Stored records:
========================================================================

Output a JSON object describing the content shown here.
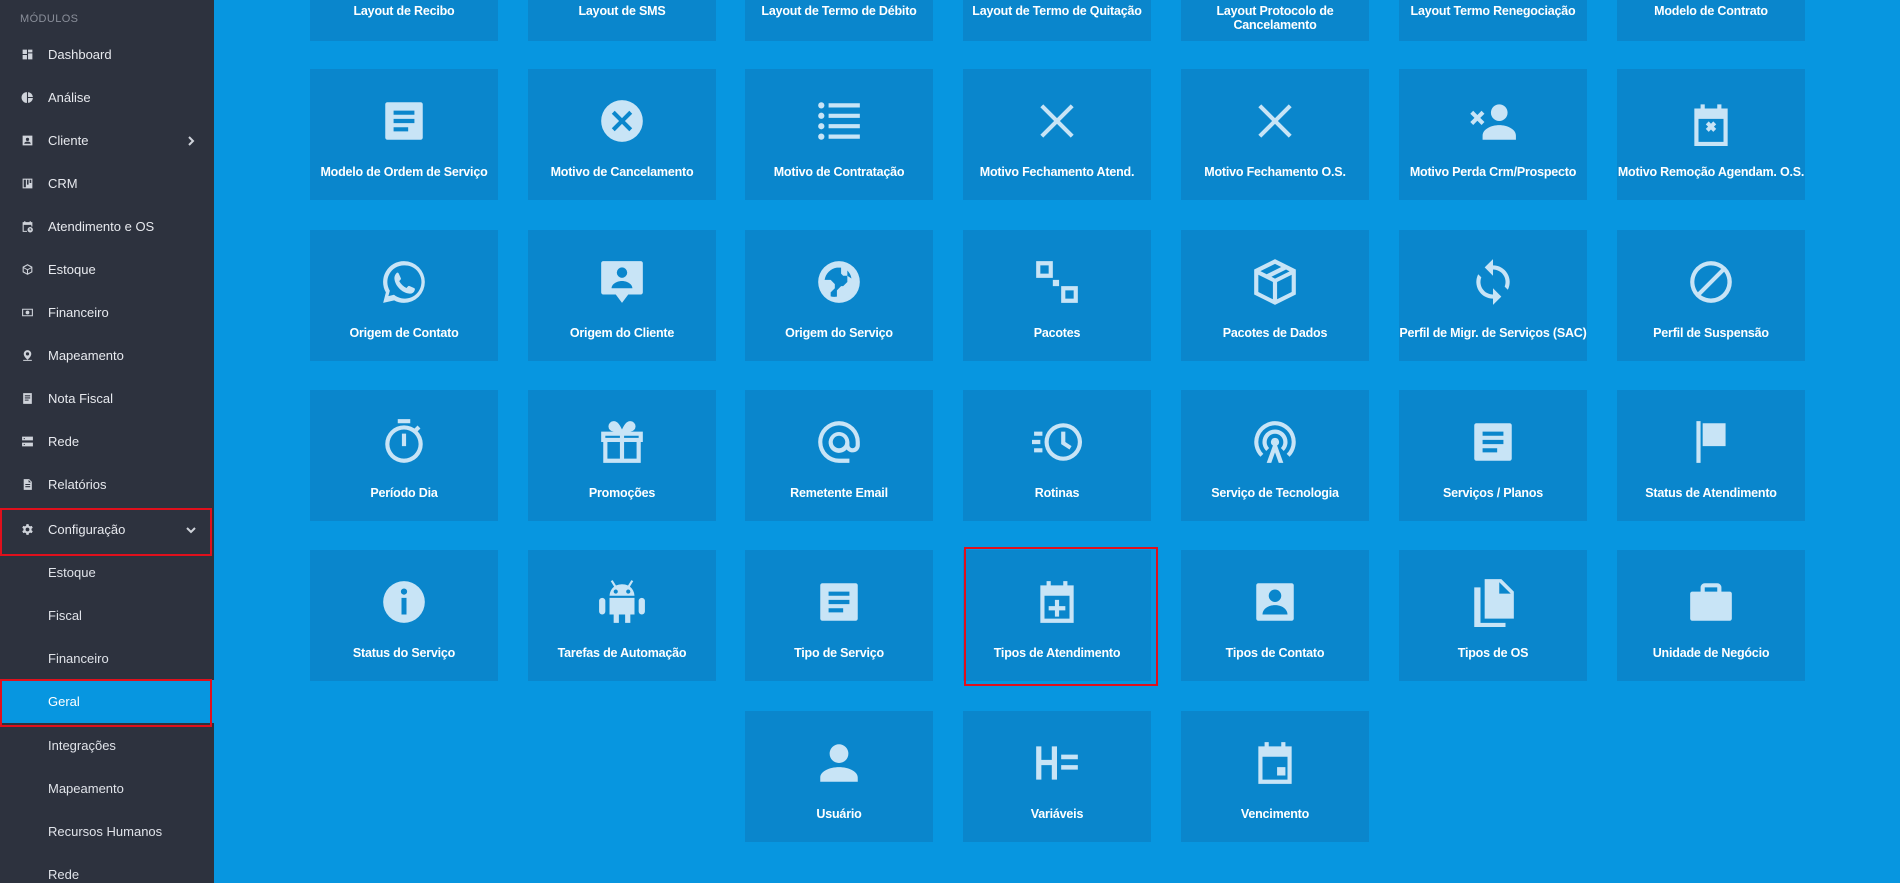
{
  "sidebar": {
    "header": "MÓDULOS",
    "items": [
      {
        "label": "Dashboard",
        "icon": "dashboard-icon"
      },
      {
        "label": "Análise",
        "icon": "pie-chart-icon"
      },
      {
        "label": "Cliente",
        "icon": "contact-card-icon"
      },
      {
        "label": "CRM",
        "icon": "kanban-icon"
      },
      {
        "label": "Atendimento e OS",
        "icon": "calendar-clock-icon"
      },
      {
        "label": "Estoque",
        "icon": "box-icon"
      },
      {
        "label": "Financeiro",
        "icon": "money-icon"
      },
      {
        "label": "Mapeamento",
        "icon": "map-pin-icon"
      },
      {
        "label": "Nota Fiscal",
        "icon": "receipt-icon"
      },
      {
        "label": "Rede",
        "icon": "server-icon"
      },
      {
        "label": "Relatórios",
        "icon": "file-icon"
      },
      {
        "label": "Configuração",
        "icon": "gear-icon"
      }
    ],
    "subitems": [
      {
        "label": "Estoque"
      },
      {
        "label": "Fiscal"
      },
      {
        "label": "Financeiro"
      },
      {
        "label": "Geral"
      },
      {
        "label": "Integrações"
      },
      {
        "label": "Mapeamento"
      },
      {
        "label": "Recursos Humanos"
      },
      {
        "label": "Rede"
      }
    ]
  },
  "grid": {
    "top_row": [
      {
        "label": "Layout de Recibo"
      },
      {
        "label": "Layout de SMS"
      },
      {
        "label": "Layout de Termo de Débito"
      },
      {
        "label": "Layout de Termo de Quitação"
      },
      {
        "label": "Layout Protocolo de Cancelamento"
      },
      {
        "label": "Layout Termo Renegociação"
      },
      {
        "label": "Modelo de Contrato"
      }
    ],
    "tiles": [
      {
        "label": "Modelo de Ordem de Serviço",
        "icon": "document-lines-icon"
      },
      {
        "label": "Motivo de Cancelamento",
        "icon": "circle-x-icon"
      },
      {
        "label": "Motivo de Contratação",
        "icon": "list-icon"
      },
      {
        "label": "Motivo Fechamento Atend.",
        "icon": "close-icon"
      },
      {
        "label": "Motivo Fechamento O.S.",
        "icon": "close-icon"
      },
      {
        "label": "Motivo Perda Crm/Prospecto",
        "icon": "user-remove-icon"
      },
      {
        "label": "Motivo Remoção Agendam. O.S.",
        "icon": "calendar-x-icon"
      },
      {
        "label": "Origem de Contato",
        "icon": "whatsapp-icon"
      },
      {
        "label": "Origem do Cliente",
        "icon": "chat-person-icon"
      },
      {
        "label": "Origem do Serviço",
        "icon": "globe-icon"
      },
      {
        "label": "Pacotes",
        "icon": "squares-icon"
      },
      {
        "label": "Pacotes de Dados",
        "icon": "package-icon"
      },
      {
        "label": "Perfil de Migr. de Serviços (SAC)",
        "icon": "sync-icon"
      },
      {
        "label": "Perfil de Suspensão",
        "icon": "block-icon"
      },
      {
        "label": "Período Dia",
        "icon": "stopwatch-icon"
      },
      {
        "label": "Promoções",
        "icon": "gift-icon"
      },
      {
        "label": "Remetente Email",
        "icon": "at-icon"
      },
      {
        "label": "Rotinas",
        "icon": "fast-clock-icon"
      },
      {
        "label": "Serviço de Tecnologia",
        "icon": "antenna-icon"
      },
      {
        "label": "Serviços / Planos",
        "icon": "document-lines-icon"
      },
      {
        "label": "Status de Atendimento",
        "icon": "flag-icon"
      },
      {
        "label": "Status do Serviço",
        "icon": "info-icon"
      },
      {
        "label": "Tarefas de Automação",
        "icon": "android-icon"
      },
      {
        "label": "Tipo de Serviço",
        "icon": "document-lines-icon"
      },
      {
        "label": "Tipos de Atendimento",
        "icon": "calendar-plus-icon"
      },
      {
        "label": "Tipos de Contato",
        "icon": "contact-box-icon"
      },
      {
        "label": "Tipos de OS",
        "icon": "files-icon"
      },
      {
        "label": "Unidade de Negócio",
        "icon": "briefcase-icon"
      },
      {
        "label": "Usuário",
        "icon": "user-icon"
      },
      {
        "label": "Variáveis",
        "icon": "variables-icon"
      },
      {
        "label": "Vencimento",
        "icon": "calendar-day-icon"
      }
    ]
  }
}
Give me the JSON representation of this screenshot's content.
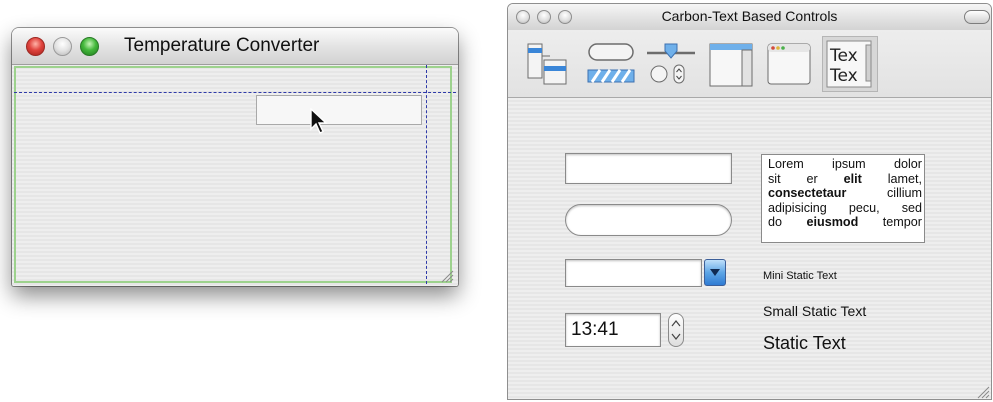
{
  "window1": {
    "title": "Temperature Converter"
  },
  "window2": {
    "title": "Carbon-Text Based Controls",
    "toolbar": {
      "items": [
        {
          "icon": "layout-icon"
        },
        {
          "icon": "buttons-icon"
        },
        {
          "icon": "value-controls-icon"
        },
        {
          "icon": "views-icon"
        },
        {
          "icon": "windows-icon"
        },
        {
          "icon": "text-controls-icon",
          "selected": true,
          "glyph": "Tex"
        }
      ]
    },
    "text_view": {
      "lines": [
        [
          {
            "t": "Lorem ipsum dolor"
          }
        ],
        [
          {
            "t": "sit er "
          },
          {
            "t": "elit",
            "b": true
          },
          {
            "t": " lamet,"
          }
        ],
        [
          {
            "t": "consectetaur",
            "b": true
          },
          {
            "t": " cillium"
          }
        ],
        [
          {
            "t": "adipisicing pecu, sed"
          }
        ],
        [
          {
            "t": "do "
          },
          {
            "t": "eiusmod",
            "b": true
          },
          {
            "t": " tempor"
          }
        ]
      ]
    },
    "time_field": {
      "value": "13:41"
    },
    "static_texts": {
      "mini": "Mini Static Text",
      "small": "Small Static Text",
      "regular": "Static Text"
    }
  },
  "colors": {
    "guide": "#2f3aa8",
    "selection_edge": "#9dd28d",
    "close": "#e0443e",
    "zoom": "#38b23a",
    "accent": "#3a86d8"
  }
}
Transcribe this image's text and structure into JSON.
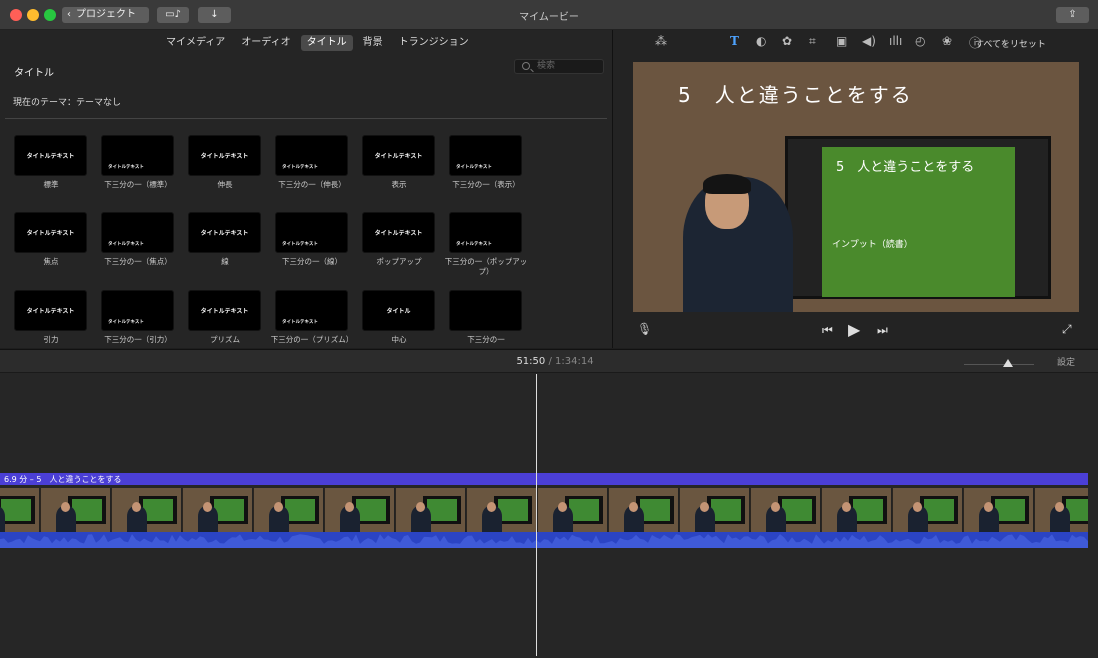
{
  "window": {
    "title": "マイムービー",
    "back_label": "プロジェクト"
  },
  "browser": {
    "tabs": [
      {
        "label": "マイメディア",
        "active": false
      },
      {
        "label": "オーディオ",
        "active": false
      },
      {
        "label": "タイトル",
        "active": true
      },
      {
        "label": "背景",
        "active": false
      },
      {
        "label": "トランジション",
        "active": false
      }
    ],
    "section_title": "タイトル",
    "search_placeholder": "検索",
    "theme_label": "現在のテーマ：テーマなし",
    "titles": [
      {
        "label": "標準",
        "text": "タイトルテキスト"
      },
      {
        "label": "下三分の一（標準）",
        "text": "タイトルテキスト"
      },
      {
        "label": "伸長",
        "text": "タイトルテキスト"
      },
      {
        "label": "下三分の一（伸長）",
        "text": "タイトルテキスト"
      },
      {
        "label": "表示",
        "text": "タイトルテキスト"
      },
      {
        "label": "下三分の一（表示）",
        "text": "タイトルテキスト"
      },
      {
        "label": "焦点",
        "text": "タイトルテキスト"
      },
      {
        "label": "下三分の一（焦点）",
        "text": "タイトルテキスト"
      },
      {
        "label": "線",
        "text": "タイトルテキスト"
      },
      {
        "label": "下三分の一（線）",
        "text": "タイトルテキスト"
      },
      {
        "label": "ポップアップ",
        "text": "タイトルテキスト"
      },
      {
        "label": "下三分の一（ポップアップ）",
        "text": "タイトルテキスト"
      },
      {
        "label": "引力",
        "text": "タイトルテキスト"
      },
      {
        "label": "下三分の一（引力）",
        "text": "タイトルテキスト"
      },
      {
        "label": "プリズム",
        "text": "タイトルテキスト"
      },
      {
        "label": "下三分の一（プリズム）",
        "text": "タイトルテキスト"
      },
      {
        "label": "中心",
        "text": "タイトル"
      },
      {
        "label": "下三分の一",
        "text": ""
      }
    ]
  },
  "viewer": {
    "reset_label": "すべてをリセット",
    "caption": "5　人と違うことをする",
    "screen_caption": "5　人と違うことをする",
    "screen_subcaption": "インプット（読書）"
  },
  "timeline": {
    "current_time": "51:50",
    "total_time": "/ 1:34:14",
    "settings_label": "設定",
    "title_clip": "6.9 分 – 5　人と違うことをする"
  },
  "colors": {
    "accent": "#4b3fd6",
    "audio": "#2b44c4",
    "active_tab": "#4a4a4a"
  }
}
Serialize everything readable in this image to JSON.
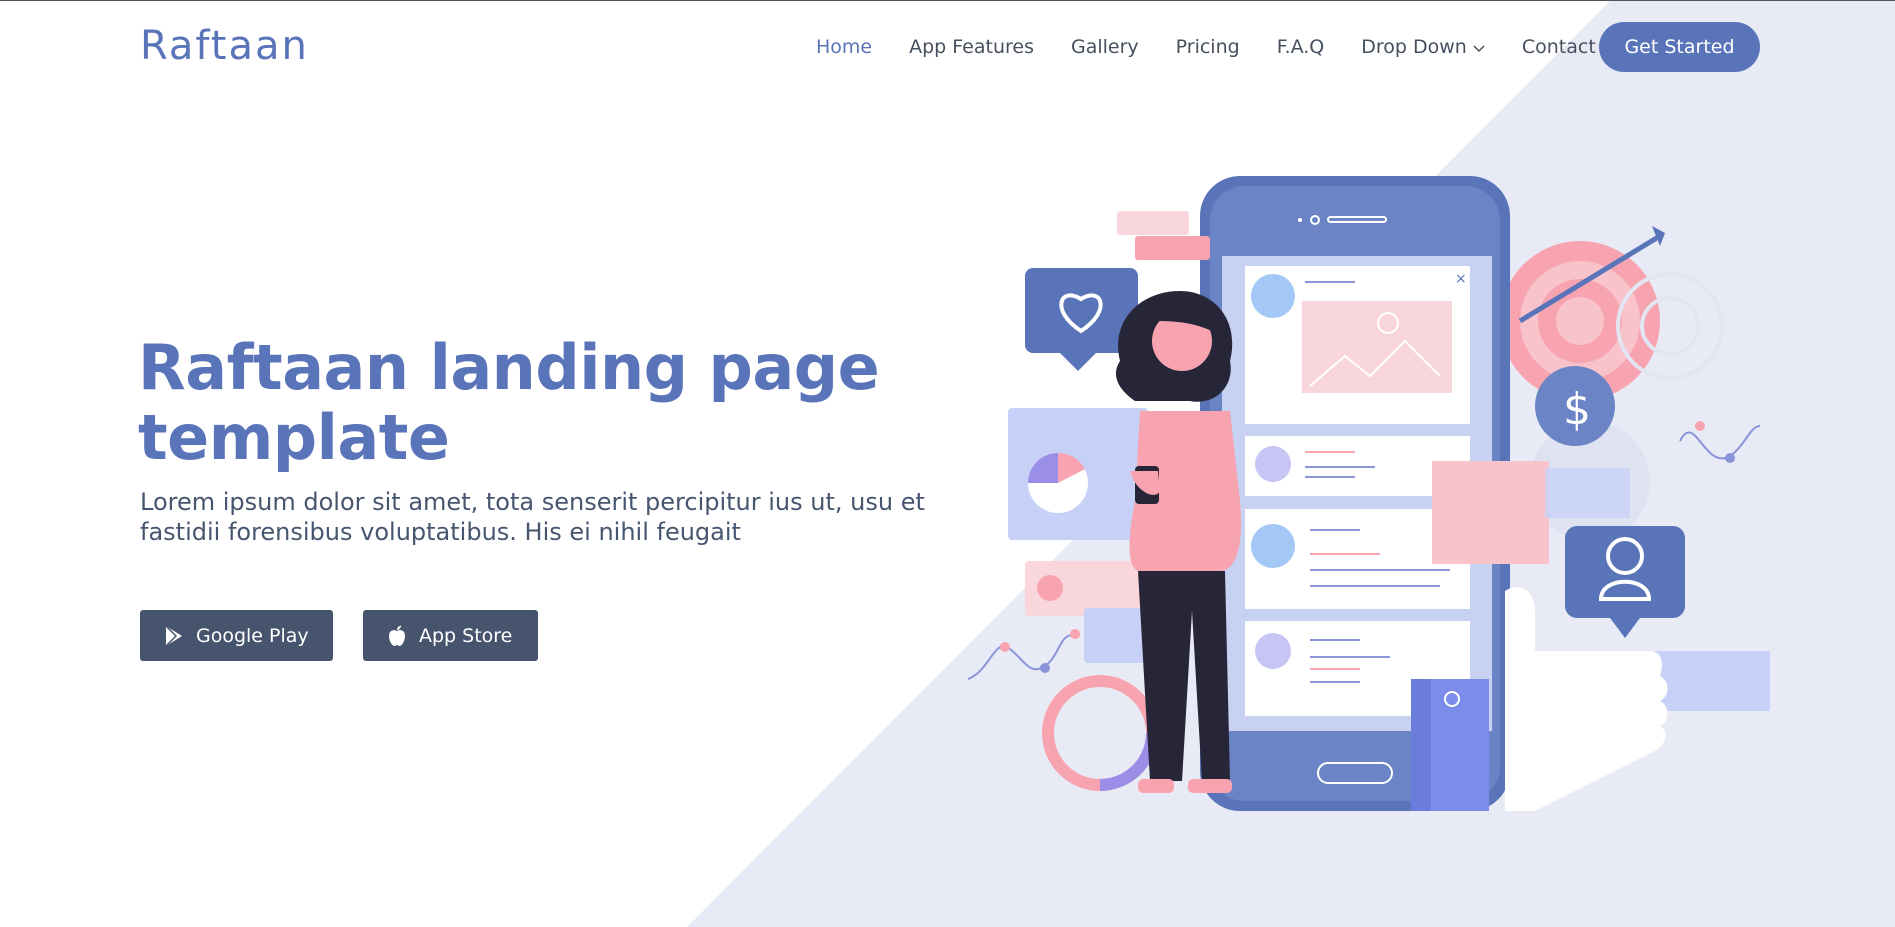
{
  "header": {
    "logo": "Raftaan",
    "nav": [
      {
        "label": "Home",
        "active": true
      },
      {
        "label": "App Features",
        "active": false
      },
      {
        "label": "Gallery",
        "active": false
      },
      {
        "label": "Pricing",
        "active": false
      },
      {
        "label": "F.A.Q",
        "active": false
      },
      {
        "label": "Drop Down",
        "active": false,
        "has_dropdown": true
      },
      {
        "label": "Contact",
        "active": false
      }
    ],
    "cta": "Get Started"
  },
  "hero": {
    "title_line1": "Raftaan landing page",
    "title_line2": "template",
    "text_line1": "Lorem ipsum dolor sit amet, tota senserit percipitur ius ut, usu et",
    "text_line2": "fastidii forensibus voluptatibus. His ei nihil feugait",
    "google_play": "Google Play",
    "app_store": "App Store"
  },
  "colors": {
    "brand": "#5a74b9",
    "button_dark": "#47546d",
    "diagonal_bg": "#e8ebf5",
    "accent_pink": "#f7a4b0"
  },
  "icons": [
    "chevron-down-icon",
    "google-play-icon",
    "apple-icon"
  ]
}
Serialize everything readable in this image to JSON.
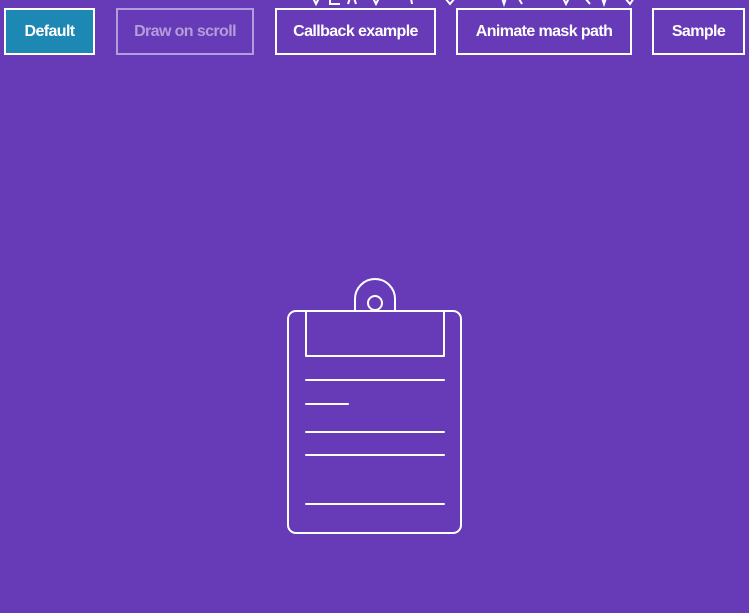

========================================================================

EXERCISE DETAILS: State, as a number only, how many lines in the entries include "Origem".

REPLY: 3